Task description: Copy each line that includes the string "subject" from the material into your answer.

Recorded data:
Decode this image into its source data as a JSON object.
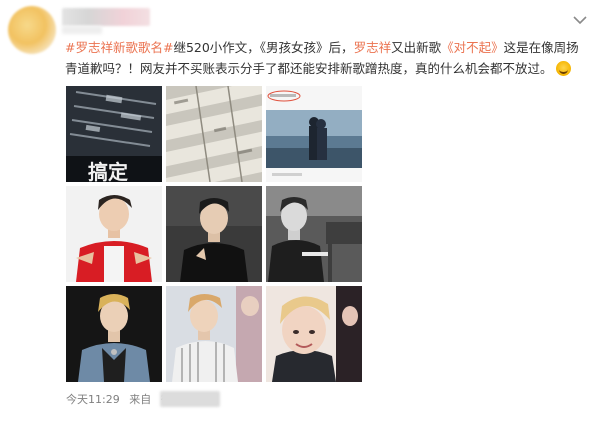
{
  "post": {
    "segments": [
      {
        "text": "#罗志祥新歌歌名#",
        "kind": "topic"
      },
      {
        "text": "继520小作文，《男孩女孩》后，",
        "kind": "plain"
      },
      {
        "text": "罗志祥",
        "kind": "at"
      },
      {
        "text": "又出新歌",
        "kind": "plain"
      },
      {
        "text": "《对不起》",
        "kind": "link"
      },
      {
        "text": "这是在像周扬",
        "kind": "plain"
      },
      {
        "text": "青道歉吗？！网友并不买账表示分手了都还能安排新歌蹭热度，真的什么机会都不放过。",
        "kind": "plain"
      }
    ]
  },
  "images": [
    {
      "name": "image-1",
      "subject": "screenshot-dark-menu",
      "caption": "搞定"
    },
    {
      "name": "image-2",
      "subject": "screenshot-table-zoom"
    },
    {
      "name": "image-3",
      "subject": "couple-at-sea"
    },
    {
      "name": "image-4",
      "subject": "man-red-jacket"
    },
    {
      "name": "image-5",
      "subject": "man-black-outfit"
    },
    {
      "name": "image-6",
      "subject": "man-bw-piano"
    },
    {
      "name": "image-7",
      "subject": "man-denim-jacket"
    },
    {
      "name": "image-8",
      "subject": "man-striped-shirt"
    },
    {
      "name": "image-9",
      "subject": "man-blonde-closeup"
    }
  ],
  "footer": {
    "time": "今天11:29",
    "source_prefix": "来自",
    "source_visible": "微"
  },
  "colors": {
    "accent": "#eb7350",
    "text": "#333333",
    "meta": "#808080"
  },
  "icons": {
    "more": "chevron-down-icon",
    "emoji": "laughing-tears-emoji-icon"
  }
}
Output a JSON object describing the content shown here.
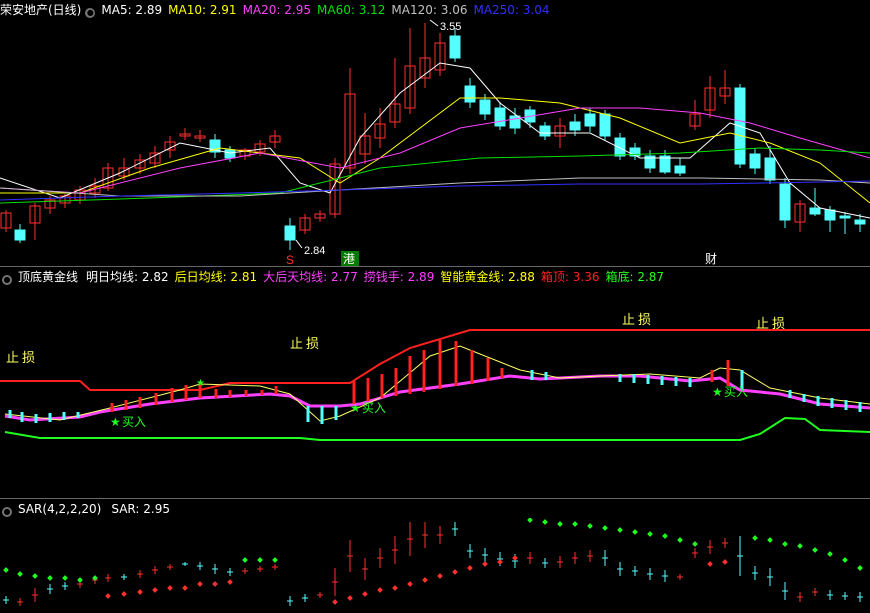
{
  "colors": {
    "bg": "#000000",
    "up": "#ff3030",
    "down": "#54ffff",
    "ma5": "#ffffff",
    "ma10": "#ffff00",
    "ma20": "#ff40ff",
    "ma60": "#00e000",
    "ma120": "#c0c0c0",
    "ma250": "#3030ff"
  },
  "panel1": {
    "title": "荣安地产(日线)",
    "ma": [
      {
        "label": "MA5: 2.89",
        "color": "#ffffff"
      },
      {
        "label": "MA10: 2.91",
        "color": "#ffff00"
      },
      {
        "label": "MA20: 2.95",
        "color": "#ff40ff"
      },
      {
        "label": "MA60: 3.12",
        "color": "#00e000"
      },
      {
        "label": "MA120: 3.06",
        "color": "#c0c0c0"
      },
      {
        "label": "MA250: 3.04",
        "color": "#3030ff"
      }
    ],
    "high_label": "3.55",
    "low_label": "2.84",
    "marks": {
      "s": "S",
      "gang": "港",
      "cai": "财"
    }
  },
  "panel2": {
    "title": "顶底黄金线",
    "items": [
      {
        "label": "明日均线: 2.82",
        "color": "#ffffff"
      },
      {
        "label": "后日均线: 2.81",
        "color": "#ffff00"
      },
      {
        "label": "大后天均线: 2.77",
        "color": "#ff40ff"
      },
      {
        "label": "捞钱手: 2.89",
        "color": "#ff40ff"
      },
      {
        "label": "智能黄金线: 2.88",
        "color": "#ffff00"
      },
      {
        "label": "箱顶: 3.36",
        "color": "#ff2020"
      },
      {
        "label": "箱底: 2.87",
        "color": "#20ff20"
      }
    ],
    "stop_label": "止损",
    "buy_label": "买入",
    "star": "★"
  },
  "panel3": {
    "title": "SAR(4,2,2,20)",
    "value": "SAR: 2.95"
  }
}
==
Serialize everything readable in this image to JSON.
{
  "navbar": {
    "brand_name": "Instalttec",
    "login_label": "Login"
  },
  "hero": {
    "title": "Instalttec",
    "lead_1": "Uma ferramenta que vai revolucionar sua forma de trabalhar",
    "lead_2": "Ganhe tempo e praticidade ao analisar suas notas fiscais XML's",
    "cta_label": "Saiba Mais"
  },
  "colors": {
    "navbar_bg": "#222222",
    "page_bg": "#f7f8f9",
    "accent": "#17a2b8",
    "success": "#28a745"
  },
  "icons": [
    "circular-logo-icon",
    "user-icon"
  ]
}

Output of the task:
      "subject": "screenshot-dark-menu",
      "subject": "screenshot-table-zoom"
      "subject": "couple-at-sea"
      "subject": "man-red-jacket"
      "subject": "man-black-outfit"
      "subject": "man-bw-piano"
      "subject": "man-denim-jacket"
      "subject": "man-striped-shirt"
      "subject": "man-blonde-closeup"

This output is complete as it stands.